An open letter to the next farmer in chief#

Michael Pollan outlines what the next president can and should do to remake the way we grow and eat our food.

There are many moving parts to the new food agenda I’m urging you to adopt, but the core idea could not be simpler: we need to wean the American food system off its heavy 20th-century diet of fossil fuel and put it back on a diet of contemporary sunshine.

Required reading as far as I'm concerned (like most of Pollan's stuff).

Smart amoebas reveal origins of primitive intelligence#

The amoeba's interior contains a watery sol – a solid suspended in liquid – within a thick viscous gel. The sol flows through the gel like water through a sponge, creating a network of low-viscosity channels. Those channels are strengthened as long as the amoeba continues to respond to a static environment, but if that environment changes the channels gradually break down and a new network appears as the amoeba adapts. For a short while, though, the amoeba retains a “memory” of those earlier conditions.

BlackRapid R-Strap camera strap#

Ordered. I initially was going to ask my readership for first-hand impressions of the strap (before ordering), but after watching this [slightly hokey] video, it's hard to imagine that this little gadget won't immediately prove to be indispensable.

AirKick water catapult#

Awesome. This reminds me of something my friends and I used to do on our lake. You see, the seat on a three-person Sea-Doo was large enough for a sitting driver and a standing thrill-seeker. Yeah, you probably see where this is going. I'd take off my life jacket so as to not get cut (keep reading), stand on the back of the seat, hold on to the driver's life jacket, get the vehicle up to 35-40MPH, count down from three, and at one have the driver do a donut, which would throw me fast and far (and water at that speed == concrete).

Investment FAIL

October 18, 2008

The graph below illustrates what's happened to all of my hard-earned money over the course of the last 30 days.
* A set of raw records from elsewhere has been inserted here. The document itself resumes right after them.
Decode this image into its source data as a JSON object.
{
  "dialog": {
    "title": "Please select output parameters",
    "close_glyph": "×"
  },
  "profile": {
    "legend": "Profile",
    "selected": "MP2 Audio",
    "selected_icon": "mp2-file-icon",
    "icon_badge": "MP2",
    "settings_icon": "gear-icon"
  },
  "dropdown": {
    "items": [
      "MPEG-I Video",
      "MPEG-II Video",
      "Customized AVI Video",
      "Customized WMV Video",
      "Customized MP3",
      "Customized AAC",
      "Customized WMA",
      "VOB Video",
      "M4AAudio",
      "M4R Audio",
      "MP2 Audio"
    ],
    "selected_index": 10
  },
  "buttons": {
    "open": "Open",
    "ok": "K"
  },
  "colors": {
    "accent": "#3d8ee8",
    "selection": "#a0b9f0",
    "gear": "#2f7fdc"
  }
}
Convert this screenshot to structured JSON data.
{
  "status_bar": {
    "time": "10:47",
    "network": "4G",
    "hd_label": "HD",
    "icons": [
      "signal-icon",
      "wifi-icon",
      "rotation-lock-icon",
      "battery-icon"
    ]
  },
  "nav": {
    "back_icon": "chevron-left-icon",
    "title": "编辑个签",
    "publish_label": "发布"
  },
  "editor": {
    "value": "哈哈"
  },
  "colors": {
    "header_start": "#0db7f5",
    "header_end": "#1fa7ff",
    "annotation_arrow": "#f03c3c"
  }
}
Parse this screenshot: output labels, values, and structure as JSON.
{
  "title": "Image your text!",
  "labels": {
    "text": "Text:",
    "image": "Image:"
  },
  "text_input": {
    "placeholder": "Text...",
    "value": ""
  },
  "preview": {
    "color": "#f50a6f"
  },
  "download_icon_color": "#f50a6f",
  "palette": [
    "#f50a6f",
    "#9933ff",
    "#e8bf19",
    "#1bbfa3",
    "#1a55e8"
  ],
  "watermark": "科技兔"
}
I'm fairly well-diversified, but, as you can see, that doesn't much matter. I fear it's going to get much worse before it gets any better. Hold on tight.

Investment FAIL

(Yes, I realize that just about everyone's portfolio looks like this at the moment — hang in there, especially you baby boomers out there.)

Amazon Associates bookmarklet v1.1

October 13, 2008

I've just updated the Amazon Associates bookmarklet to v1.1, which bookmarklet generates an Amazon product page tagged with a specific Amazon Associate ID.

For the past few months, the publicly available version of the bookmarklet has been unusable. The problem was that it was a little too hard-coded and required that Amazon maintain the URI structure that existed when I originally created it. When Amazon changed their URI scheme, the bookmarklet broke. In any event, this latest version is a bit more robust and should work without issue for the foreseeable future.

The bookmarklet can be found on the project page. Enjoy.